Center Theatre to bring ‘A Dickens Carol’ to stage in December
DOVER-FOXCROFT — Benjamin Johnston has been involved with productions at the Center Theatre for the Performing Arts since he was 5 or 6 years old.
The first show he remembers being cast in is “Joseph and the Amazing Technicolor Dreamcoat,” which premiered in 2011. Johnston, now 17 and a student at Foxcroft Academy, is rehearsing for three characters in the theater’s upcoming holiday production, “A Dickens Carol” — Father Christmas, Ghost of Christmas Present and Alistair Winterfezz.
The Slightly Off-Center Players, a community theater group, is presenting “A Dickens Carol,” by Ned Crowley Dec. 17-19. After the COVID-19 pandemic sent the arts tumbling into uncertainty, those involved at the Center Theatre are eagerly awaiting the holiday show.
The theater hasn’t offered any full productions since late 2019, with the exception of outdoor performances for its kids and high school programs this summer, and a small show with a three-member cast last December, Executive Director Patrick Myers said.
“Because of the pandemic, we were going to do ‘Oliver!’ [in the spring of 2020], but it was canceled, sadly,” Johnston said at rehearsal Friday. “This is like a refresher.

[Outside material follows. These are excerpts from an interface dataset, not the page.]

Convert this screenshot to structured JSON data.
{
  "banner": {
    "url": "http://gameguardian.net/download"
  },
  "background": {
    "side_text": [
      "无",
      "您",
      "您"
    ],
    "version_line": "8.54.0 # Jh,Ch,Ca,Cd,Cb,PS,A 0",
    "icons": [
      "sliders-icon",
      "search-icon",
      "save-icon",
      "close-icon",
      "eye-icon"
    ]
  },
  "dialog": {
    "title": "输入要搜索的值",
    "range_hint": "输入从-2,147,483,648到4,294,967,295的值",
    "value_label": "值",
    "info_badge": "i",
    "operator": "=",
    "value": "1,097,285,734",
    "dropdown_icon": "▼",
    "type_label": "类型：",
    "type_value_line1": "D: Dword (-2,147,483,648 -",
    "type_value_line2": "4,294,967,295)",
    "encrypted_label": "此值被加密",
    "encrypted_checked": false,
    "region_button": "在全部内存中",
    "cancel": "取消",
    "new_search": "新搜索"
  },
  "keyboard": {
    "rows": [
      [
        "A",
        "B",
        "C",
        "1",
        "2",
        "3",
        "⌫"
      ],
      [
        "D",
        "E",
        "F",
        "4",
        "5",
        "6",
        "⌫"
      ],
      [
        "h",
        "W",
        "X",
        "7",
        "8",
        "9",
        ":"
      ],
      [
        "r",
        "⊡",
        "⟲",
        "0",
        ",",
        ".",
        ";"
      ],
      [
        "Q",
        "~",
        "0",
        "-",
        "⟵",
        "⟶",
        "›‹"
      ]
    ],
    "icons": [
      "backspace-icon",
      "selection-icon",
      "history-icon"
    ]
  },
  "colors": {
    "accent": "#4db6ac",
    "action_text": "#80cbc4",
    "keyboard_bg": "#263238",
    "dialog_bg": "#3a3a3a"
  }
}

Everybody comes back to the theater. We can meet up with friends and perform a show again.
“Also, it’s about the Christmas spirit. You want to put on a good show with a message. Every year, it’s a tradition.”
“A Dickens Carol” is scheduled for 7 p.m. Dec. 17; 2 p.m. and 7 p.m. Dec. 18; and 2 p.m. Dec. 19, at the Center Theatre. Tickets are $14 in advance and $16 at the door. Theater member tickets are $12 for adults and $6 for children 12 years old and younger.
The production uses some biographical information about Charles Dickens to tell the tale of a workaholic writer who discovers the true meaning of Christmas. Based on his own research, Director Derrick Buschmann said the playwright took artistic licensing to dramatize some events.
“Honestly, I find the show more emotionally engaging than pretty close to any version of ‘A Christmas Carol,’” Buschmann said, adding that Dickens’ background, his attachments to family and friends and other elements are explored. “You have more emotional investment in Dickens than you do [Ebenezer] Scrooge.”
Myers, who plays Dickens and first got involved with the Center Theatre 16 or 17 years ago, agreed. Scrooge’s character sometimes feels one-dimensional, and Dickens has a wife, children, editors and other relationships in his life. “There’s more to sink your teeth into,” he said.
Johnston enjoys playing the Ghost of Christmas Present because the character is “honest and very happy-go-lucky, but also tries to teach Dickens a lesson” he said.
Lori Knack, 55, plays Kate Dickens, the main character’s wife. She likes being involved with the Slightly Off-Center Players because it allows her to have fun with other community members and transports her to a calmer world.
“It’s really good to hear somebody else’s opinion on what you think is good acting,” she said. “In your mind, you think you’re doing really well, and then hearing Derrick give you his criticisms, it makes you pause and think about how you could do this better.”
During rehearsal Friday morning, Buschmann sat in the auditorium and watched a small group of actors run through a scene. He offered feedback, telling the cast members to project their voices and, in some cases, to pick a focus point in the distance, like a sconce or a speaker, so their eyes aren’t wandering.
Behind the scenes, Kristen Gilbert — the costume director, who is also married to Buschmann — fitted cast members for their costumes. Her favorite part about productions is the first dress rehearsal, when all the cast members are together and dressed for their parts.
“Some people really struggle to get completely into character,” she said. “Then they get the costume on, and that’s who they are. The transformation is pretty fun to watch.”
Productions at local theaters take a lot of time and hard work, and elements are reimagined as the show takes form. Buschmann offered a unique metaphor, comparing sounds, lights, costumes and props to a cake or a house.
“You have to blueprint, you have to design, you have to redesign … you have to take the part of it you love the most and get rid of it because you’re not going to have the time or the budget or it just isn’t going to work in the space,” he said. “There are 16 different versions of this show that have come and gone in my head. It’s just slowly pairing down and as we get closer, it becomes the show it becomes.”
Knack highlighted the importance of live theater, especially in pandemic times. Performances from a local cast offer hopes and positivity to community members and families, she said.
“I find this puts the magic back into the holidays,” she said. “It really does.”
To purchase tickets for the show online, visit the Center Theatre’s website.